Then one day, while looking for another job, she was referred to someone in Austin, Texas, who had an advertising agency, “and he told me, ‘Well, if you can be her tomorrow in Austin…’ And I’m like, I’m there!”
It was more than just a big step, it was quite a leap: “Landing in Austin and now knowing where I was. Never heard of Austin before,” Amelia says. “I knew Dallas, I knew Houston, but I didn’t know about Austin.
“I worked there and through them I ended up coming here because they had a small satellite office in L.A.”
She’d been in the United States about four years when her mother died. “And then everything came back to me,” Amelia says, “and I began to create art again and find ways to collect myself and create what I always knew how to express.”
Amelia points to the walls around us, on which hang several large paintings. One depicts an American eagle covered in oil that she created after the major oil spill in the gulf of Mexico. Another shows a monkey sitting within the opening of a tree. “For me it’s Lucy,” she says, referring to our earliest human ancestor. Only a small percentage of genes separates us from the primates, “but in nature we are all connected and we need to be kind to everything that surrounds us, trees, animals…” Did I mention that Amelia also has a Masters in Spiritual Psychology? She acquired it nearly a decade after her Masters in Multimedia Design and Communication from the Tracor Arts Institute in Madrid.
The paintings displayed in her living room are quite different from what’s on view at the Manhattan Beach Art Center, which includes video projection and art collages. “It’s hard sometimes when people ask me, What do you do? What medium do you use? And I want to say ‘Everything.’” From Manhattan to Manhattan Beach
Amelia has now been in the L.A. area for 16 years, the last three in Manhattan Beach. However, some burnout, some fatigue, entered her life, and she opted for a change.
“Ten years ago, I was so disenchanted about working for advertising that I left it all and said I’m just going to be an artist. That’s when I created a lot of big pieces. But then I found myself with no money and actually no home, living with friends, and I was ready (to move on). I was like, Well, maybe L.A. is not for me.”

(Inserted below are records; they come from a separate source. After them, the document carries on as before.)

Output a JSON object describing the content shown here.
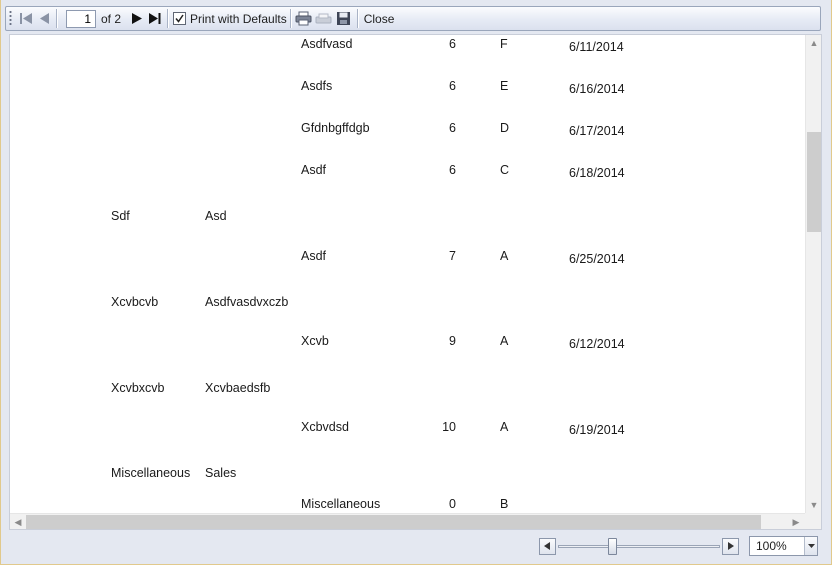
{
  "toolbar": {
    "first_page_icon": "first-page-icon",
    "prev_page_icon": "previous-page-icon",
    "current_page": "1",
    "page_count_text": "of 2",
    "next_page_icon": "next-page-icon",
    "last_page_icon": "last-page-icon",
    "print_with_defaults_label": "Print with Defaults",
    "print_with_defaults_checked": true,
    "print_icon": "printer-icon",
    "page_setup_icon": "page-setup-icon",
    "save_icon": "save-icon",
    "close_label": "Close"
  },
  "report": {
    "rows": [
      {
        "item": "Asdfvasd",
        "qty": "6",
        "grade": "F",
        "date": "6/11/2014"
      },
      {
        "item": "Asdfs",
        "qty": "6",
        "grade": "E",
        "date": "6/16/2014"
      },
      {
        "item": "Gfdnbgffdgb",
        "qty": "6",
        "grade": "D",
        "date": "6/17/2014"
      },
      {
        "item": "Asdf",
        "qty": "6",
        "grade": "C",
        "date": "6/18/2014"
      },
      {
        "group1": "Sdf",
        "group2": "Asd"
      },
      {
        "item": "Asdf",
        "qty": "7",
        "grade": "A",
        "date": "6/25/2014"
      },
      {
        "group1": "Xcvbcvb",
        "group2": "Asdfvasdvxczb"
      },
      {
        "item": "Xcvb",
        "qty": "9",
        "grade": "A",
        "date": "6/12/2014"
      },
      {
        "group1": "Xcvbxcvb",
        "group2": "Xcvbaedsfb"
      },
      {
        "item": "Xcbvdsd",
        "qty": "10",
        "grade": "A",
        "date": "6/19/2014"
      },
      {
        "group1": "Miscellaneous",
        "group2": "Sales"
      },
      {
        "item": "Miscellaneous",
        "qty": "0",
        "grade": "B",
        "date": ""
      }
    ]
  },
  "zoom": {
    "level_text": "100%",
    "slider_fraction": 0.33
  },
  "colors": {
    "toolbar_border": "#9aa6bb",
    "window_border": "#e1c98c",
    "scrollbar_thumb": "#cdcdcd"
  }
}
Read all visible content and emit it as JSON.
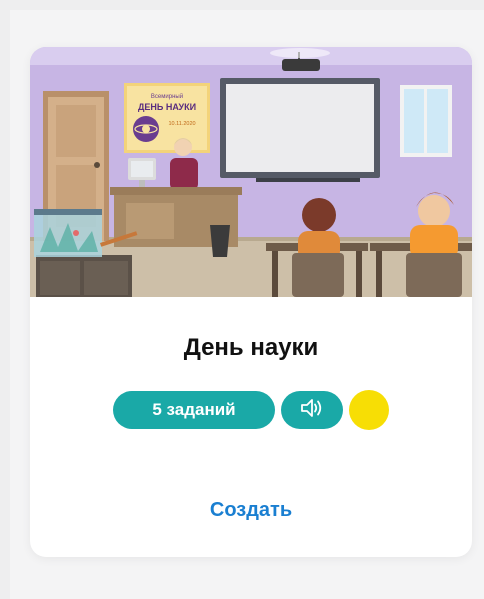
{
  "card": {
    "title": "День науки",
    "tasks_label": "5 заданий",
    "action_label": "Создать",
    "poster": {
      "line1": "Всемирный",
      "line2": "ДЕНЬ НАУКИ",
      "line3": "10.11.2020"
    }
  },
  "icons": {
    "audio": "speaker-icon",
    "status": "yellow-dot"
  },
  "colors": {
    "tag_bg": "#1aa9a7",
    "dot": "#f7de05",
    "link": "#1a7fd1"
  }
}
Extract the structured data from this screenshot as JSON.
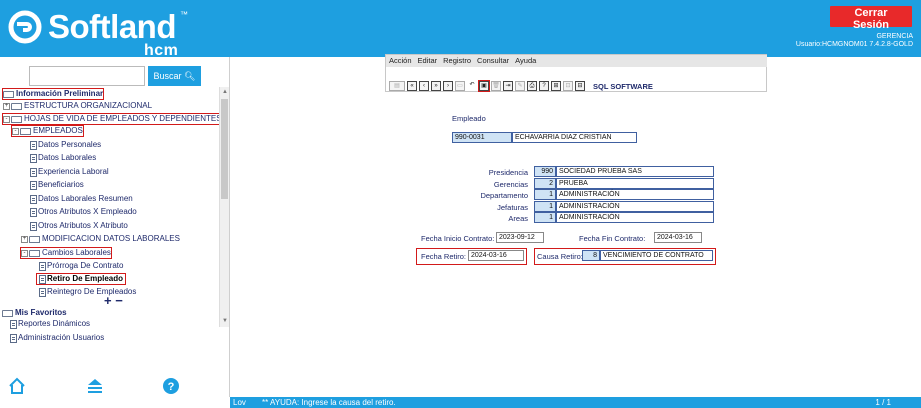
{
  "header": {
    "logo_word": "Softland",
    "logo_tm": "™",
    "logo_sub": "hcm",
    "logout_label": "Cerrar Sesión",
    "company": "GERENCIA",
    "user_line": "Usuario:HCMGNOM01 7.4.2.8-GOLD",
    "bg_color": "#1e9fe0",
    "logout_color": "#e8292a"
  },
  "sidebar": {
    "search_label": "Buscar",
    "search_icon": "magnifier-icon",
    "tree": [
      {
        "label": "Información Preliminar",
        "level": 0,
        "icon": "folder-open",
        "highlight": true
      },
      {
        "label": "ESTRUCTURA ORGANIZACIONAL",
        "level": 0,
        "icon": "folder",
        "toggle": "+"
      },
      {
        "label": "HOJAS DE VIDA DE EMPLEADOS Y DEPENDIENTES",
        "level": 0,
        "icon": "folder-open",
        "toggle": "-",
        "highlight": true
      },
      {
        "label": "EMPLEADOS",
        "level": 1,
        "icon": "folder-open",
        "toggle": "-",
        "highlight": true
      },
      {
        "label": "Datos Personales",
        "level": 2,
        "icon": "doc"
      },
      {
        "label": "Datos Laborales",
        "level": 2,
        "icon": "doc"
      },
      {
        "label": "Experiencia Laboral",
        "level": 2,
        "icon": "doc"
      },
      {
        "label": "Beneficiarios",
        "level": 2,
        "icon": "doc"
      },
      {
        "label": "Datos Laborales Resumen",
        "level": 2,
        "icon": "doc"
      },
      {
        "label": "Otros Atributos X Empleado",
        "level": 2,
        "icon": "doc"
      },
      {
        "label": "Otros Atributos X Atributo",
        "level": 2,
        "icon": "doc"
      },
      {
        "label": "MODIFICACION DATOS LABORALES",
        "level": 2,
        "icon": "folder",
        "toggle": "+"
      },
      {
        "label": "Cambios Laborales",
        "level": 2,
        "icon": "folder-open",
        "toggle": "-",
        "highlight": true
      },
      {
        "label": "Prórroga De Contrato",
        "level": 3,
        "icon": "doc"
      },
      {
        "label": "Retiro De Empleado",
        "level": 3,
        "icon": "doc",
        "highlight": true,
        "bold": true
      },
      {
        "label": "Reintegro De Empleados",
        "level": 3,
        "icon": "doc"
      }
    ],
    "expand_collapse": "+ −",
    "favorites_title": "Mis Favoritos",
    "favorites": [
      "Reportes Dinámicos",
      "Administración Usuarios"
    ],
    "bottom_icons": [
      "home-icon",
      "layers-icon",
      "help-icon"
    ]
  },
  "form": {
    "menus": [
      "Acción",
      "Editar",
      "Registro",
      "Consultar",
      "Ayuda"
    ],
    "toolbar_label": "SQL SOFTWARE",
    "section_title": "Empleado",
    "employee_id": "990-0031",
    "employee_name": "ECHAVARRIA DIAZ CRISTIAN",
    "org": [
      {
        "label": "Presidencia",
        "code": "990",
        "desc": "SOCIEDAD  PRUEBA SAS"
      },
      {
        "label": "Gerencias",
        "code": "2",
        "desc": "PRUEBA"
      },
      {
        "label": "Departamento",
        "code": "1",
        "desc": "ADMINISTRACIÓN"
      },
      {
        "label": "Jefaturas",
        "code": "1",
        "desc": "ADMINISTRACIÓN"
      },
      {
        "label": "Areas",
        "code": "1",
        "desc": "ADMINISTRACIÓN"
      }
    ],
    "start_label": "Fecha Inicio Contrato:",
    "start_value": "2023-09-12",
    "end_label": "Fecha Fin Contrato:",
    "end_value": "2024-03-16",
    "retiro_label": "Fecha Retiro:",
    "retiro_value": "2024-03-16",
    "causa_label": "Causa Retiro:",
    "causa_code": "8",
    "causa_desc": "VENCIMIENTO DE CONTRATO"
  },
  "status": {
    "lov": "Lov",
    "help": "** AYUDA: Ingrese la causa del retiro.",
    "page": "1 / 1"
  }
}
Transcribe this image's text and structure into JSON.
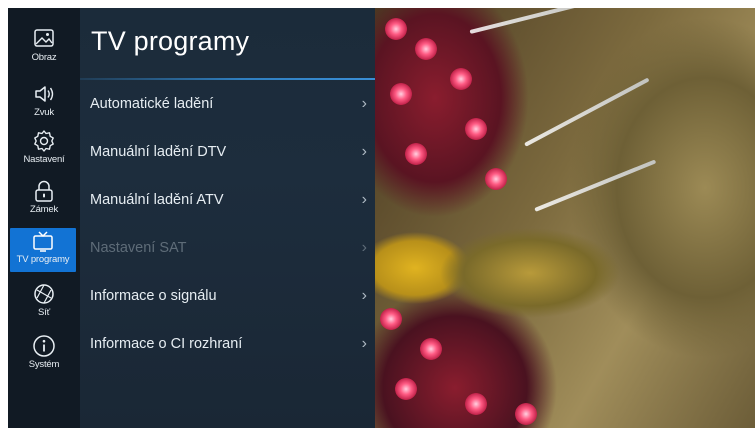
{
  "sidebar": {
    "items": [
      {
        "label": "Obraz",
        "icon": "picture-icon",
        "active": false
      },
      {
        "label": "Zvuk",
        "icon": "speaker-icon",
        "active": false
      },
      {
        "label": "Nastavení",
        "icon": "gear-icon",
        "active": false
      },
      {
        "label": "Zámek",
        "icon": "lock-icon",
        "active": false
      },
      {
        "label": "TV programy",
        "icon": "tv-icon",
        "active": true
      },
      {
        "label": "Síť",
        "icon": "globe-icon",
        "active": false
      },
      {
        "label": "Systém",
        "icon": "info-icon",
        "active": false
      }
    ],
    "active_color": "#1273d4"
  },
  "panel": {
    "title": "TV programy",
    "items": [
      {
        "label": "Automatické ladění",
        "enabled": true
      },
      {
        "label": "Manuální ladění DTV",
        "enabled": true
      },
      {
        "label": "Manuální ladění ATV",
        "enabled": true
      },
      {
        "label": "Nastavení SAT",
        "enabled": false
      },
      {
        "label": "Informace o signálu",
        "enabled": true
      },
      {
        "label": "Informace o CI rozhraní",
        "enabled": true
      }
    ],
    "chevron": "›"
  }
}
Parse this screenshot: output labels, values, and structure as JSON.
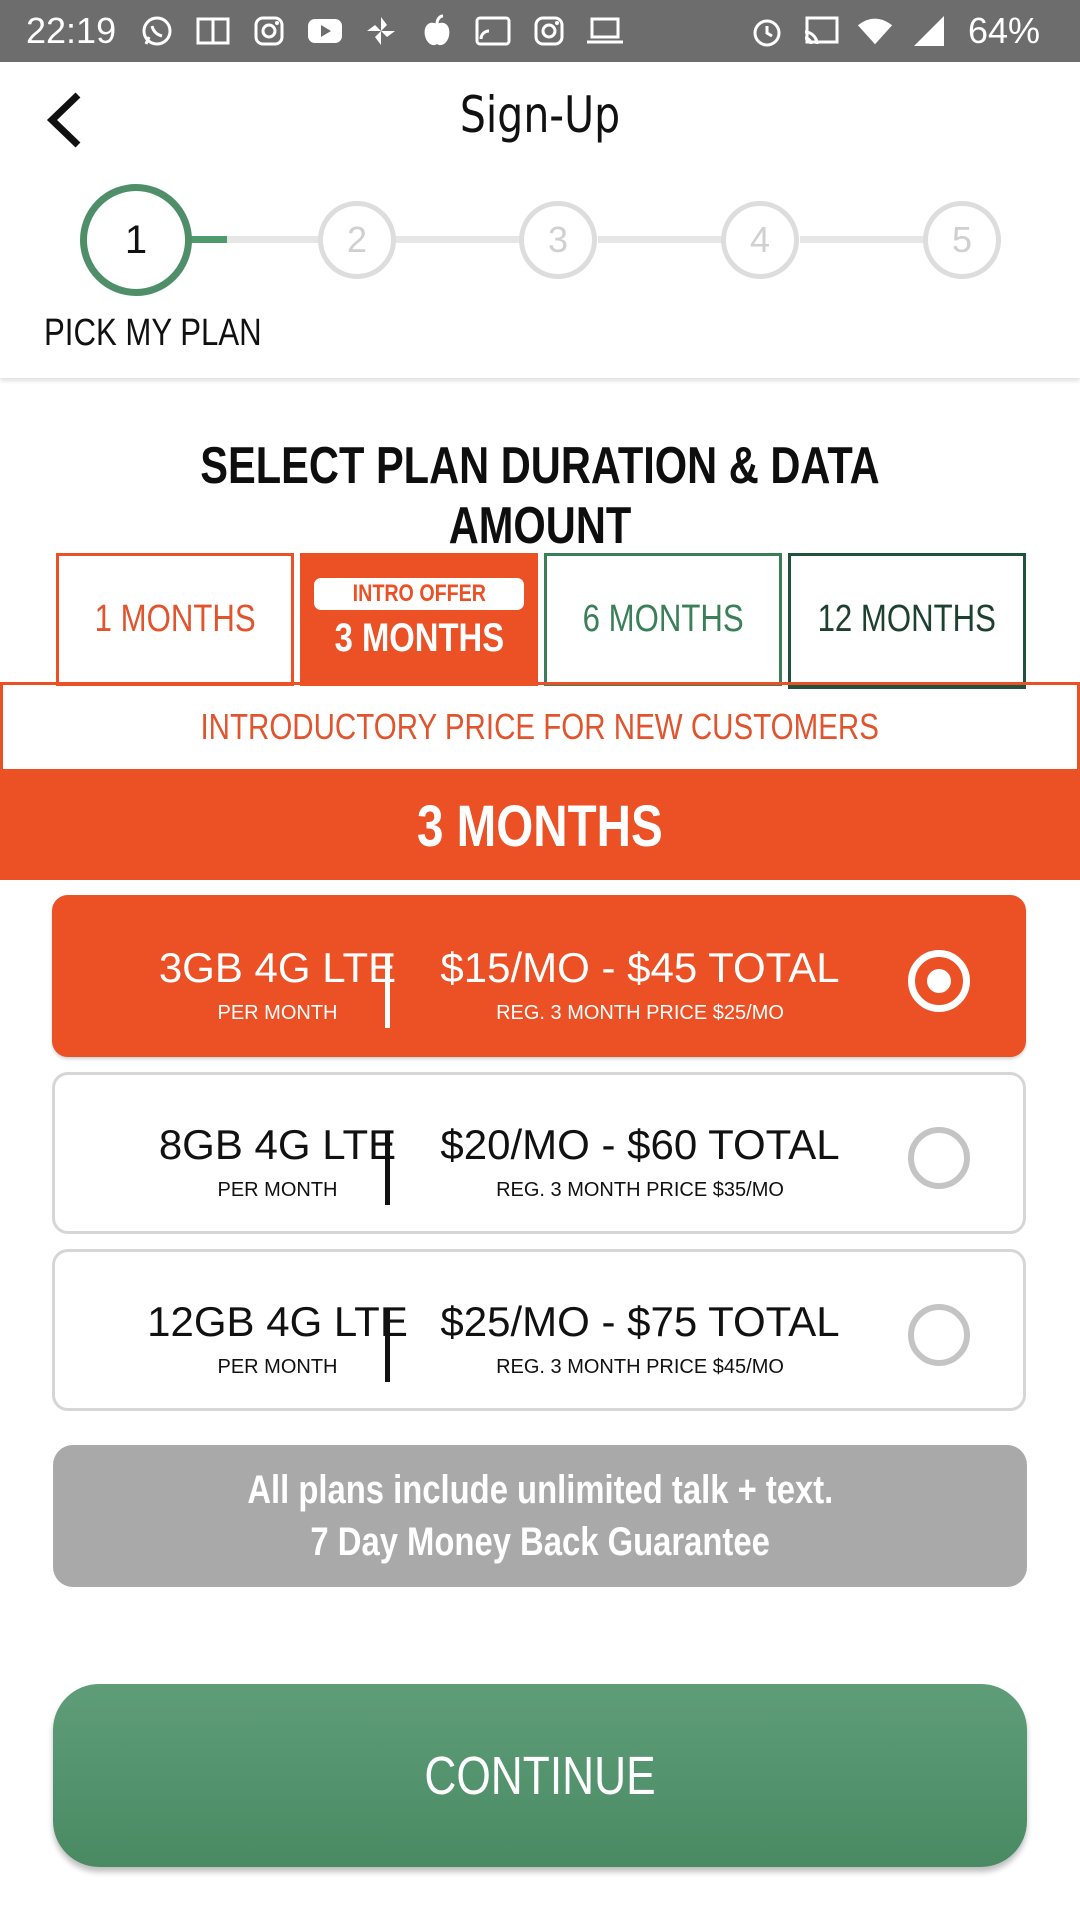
{
  "status_bar": {
    "time": "22:19",
    "battery": "64%",
    "left_icons": [
      "whatsapp-icon",
      "book-icon",
      "instagram-icon",
      "youtube-icon",
      "pinwheel-icon",
      "apple-icon",
      "http-icon",
      "instagram-icon",
      "laptop-icon"
    ],
    "right_icons": [
      "alarm-icon",
      "cast-icon",
      "wifi-icon",
      "signal-icon"
    ]
  },
  "header": {
    "title": "Sign-Up",
    "back_icon": "chevron-left-icon"
  },
  "stepper": {
    "steps": [
      "1",
      "2",
      "3",
      "4",
      "5"
    ],
    "current_step": 1,
    "current_label": "PICK MY PLAN"
  },
  "section": {
    "title": "SELECT PLAN DURATION & DATA AMOUNT"
  },
  "tabs": [
    {
      "label": "1 MONTHS"
    },
    {
      "label": "3 MONTHS",
      "badge": "INTRO OFFER",
      "selected": true
    },
    {
      "label": "6 MONTHS"
    },
    {
      "label": "12 MONTHS"
    }
  ],
  "offer": {
    "note": "INTRODUCTORY PRICE FOR NEW CUSTOMERS",
    "duration": "3 MONTHS"
  },
  "plans": [
    {
      "data": "3GB 4G LTE",
      "per": "PER MONTH",
      "price": "$15/MO - $45 TOTAL",
      "reg": "REG. 3 MONTH PRICE $25/MO",
      "selected": true
    },
    {
      "data": "8GB 4G LTE",
      "per": "PER MONTH",
      "price": "$20/MO - $60 TOTAL",
      "reg": "REG. 3 MONTH PRICE $35/MO",
      "selected": false
    },
    {
      "data": "12GB 4G LTE",
      "per": "PER MONTH",
      "price": "$25/MO - $75 TOTAL",
      "reg": "REG. 3 MONTH PRICE $45/MO",
      "selected": false
    }
  ],
  "info": {
    "line1": "All plans include unlimited talk + text.",
    "line2": "7 Day Money Back Guarantee"
  },
  "continue_label": "CONTINUE",
  "colors": {
    "accent_orange": "#ec5025",
    "accent_green": "#4e8f69",
    "dark_green": "#20523c",
    "info_gray": "#a9a9a9"
  }
}
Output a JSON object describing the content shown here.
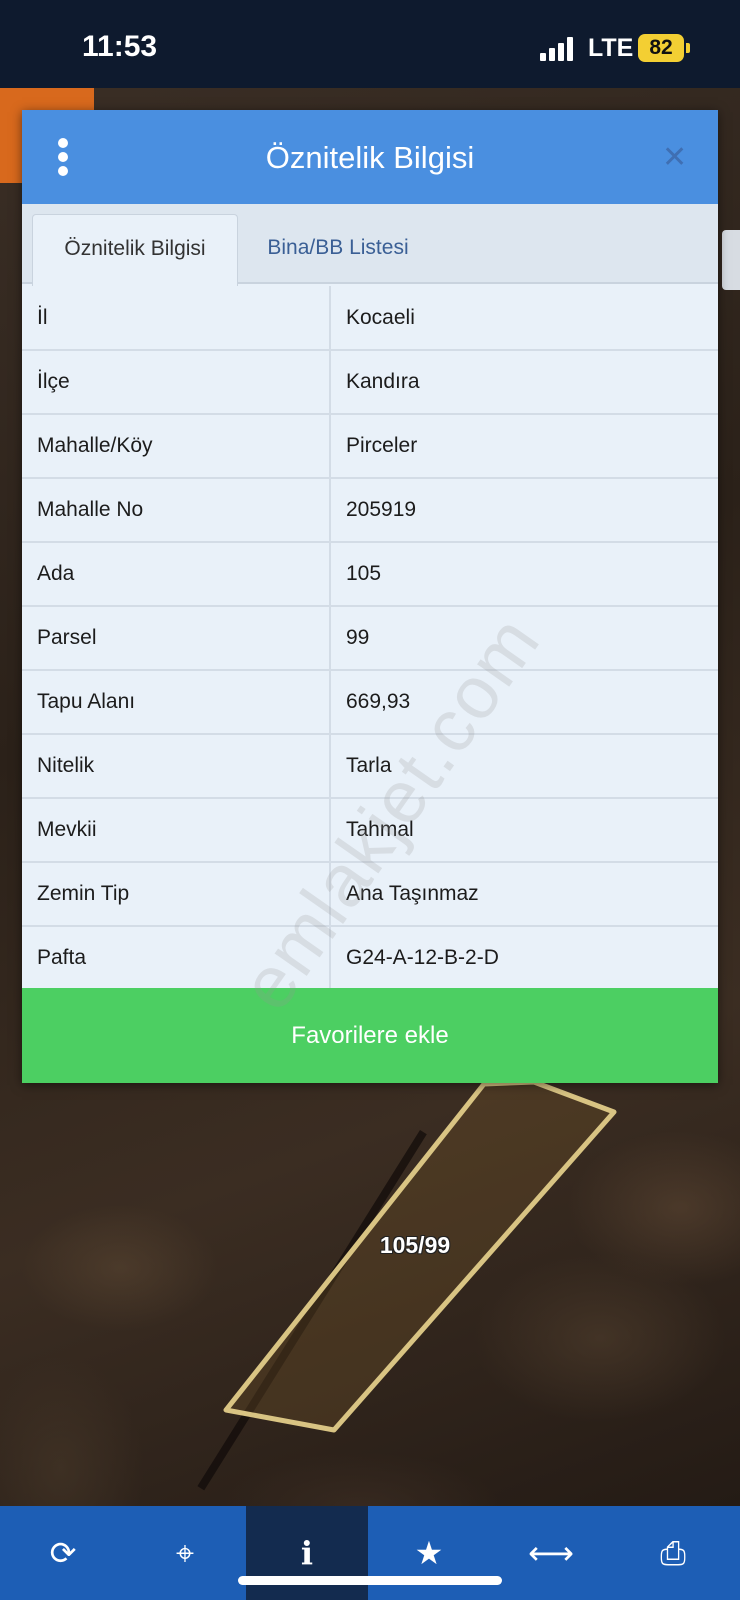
{
  "status_bar": {
    "time": "11:53",
    "network": "LTE",
    "battery": "82"
  },
  "dialog": {
    "title": "Öznitelik Bilgisi",
    "tabs": [
      {
        "label": "Öznitelik Bilgisi",
        "active": true
      },
      {
        "label": "Bina/BB Listesi",
        "active": false
      }
    ],
    "rows": [
      {
        "key": "İl",
        "value": "Kocaeli"
      },
      {
        "key": "İlçe",
        "value": "Kandıra"
      },
      {
        "key": "Mahalle/Köy",
        "value": "Pirceler"
      },
      {
        "key": "Mahalle No",
        "value": "205919"
      },
      {
        "key": "Ada",
        "value": "105"
      },
      {
        "key": "Parsel",
        "value": "99"
      },
      {
        "key": "Tapu Alanı",
        "value": "669,93"
      },
      {
        "key": "Nitelik",
        "value": "Tarla"
      },
      {
        "key": "Mevkii",
        "value": "Tahmal"
      },
      {
        "key": "Zemin Tip",
        "value": "Ana Taşınmaz"
      },
      {
        "key": "Pafta",
        "value": "G24-A-12-B-2-D"
      }
    ],
    "favorite_button": "Favorilere ekle"
  },
  "map": {
    "parcel_label": "105/99"
  },
  "watermark": "emlakjet.com",
  "toolbar": {
    "items": [
      {
        "name": "refresh-icon",
        "glyph": "⟳"
      },
      {
        "name": "locate-icon",
        "glyph": "⌖"
      },
      {
        "name": "info-icon",
        "glyph": "i",
        "active": true
      },
      {
        "name": "star-icon",
        "glyph": "★"
      },
      {
        "name": "measure-icon",
        "glyph": "⟷"
      },
      {
        "name": "print-icon",
        "glyph": "⎙"
      }
    ]
  },
  "colors": {
    "header": "#4a8fe0",
    "favorite": "#4ccf62",
    "toolbar": "#1d5eb5",
    "toolbar_active": "#132b4f",
    "parcel_outline": "#d9c483"
  }
}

She stayed, and returned to work, and currently Amelia is an art director for an advertising firm in downtown Los Angeles. “I pretty much work with brands, creating advertising, and I do the art for them, whatever they need.”
Right now, she’s putting in at least 50 hours a week. The difference, she says, is that these days she’s doing it happily. At the same time, “I’m not going to sacrifice my art. I’m in front of a computer so I do research to create art. That’s why a lot of my things end up being digital.” If her job involved pencils instead of computers, “I probably would be doing drawings. So I work with what’s available because what is important is to keep the creative outlet moving and living.”
Her output is varied, and finally the rest of us have a chance to see it firsthand. Did Amelia ever imagine, when she left the Dominican Republic for New York, then Austin and L.A., that it would be here that she’d find a willing venue and an audience?
“I never thought that Manhattan Beach was going to be the place where I was going to have the opportunity to show my art,” she says. But that’s precisely what’s happened. To learn more about her and her work, go to ameliaamell.com.
Two by Two: Stories Beneath the Surface, featuring painting, prints, drawings and more by Amelia Amell and Jesús Chaidez, is on view through April 14 at the Manhattan Beach Art Center, 1560 Manhattan Beach Blvd., Manhattan Beach. Gallery hours, Wednesday through Saturday from 10 a.m. to 6 p.m. and Sunday from 10 a.m. to 5 p.m. Call (310) 802-5440 or visit citymb.info/exhibition. ER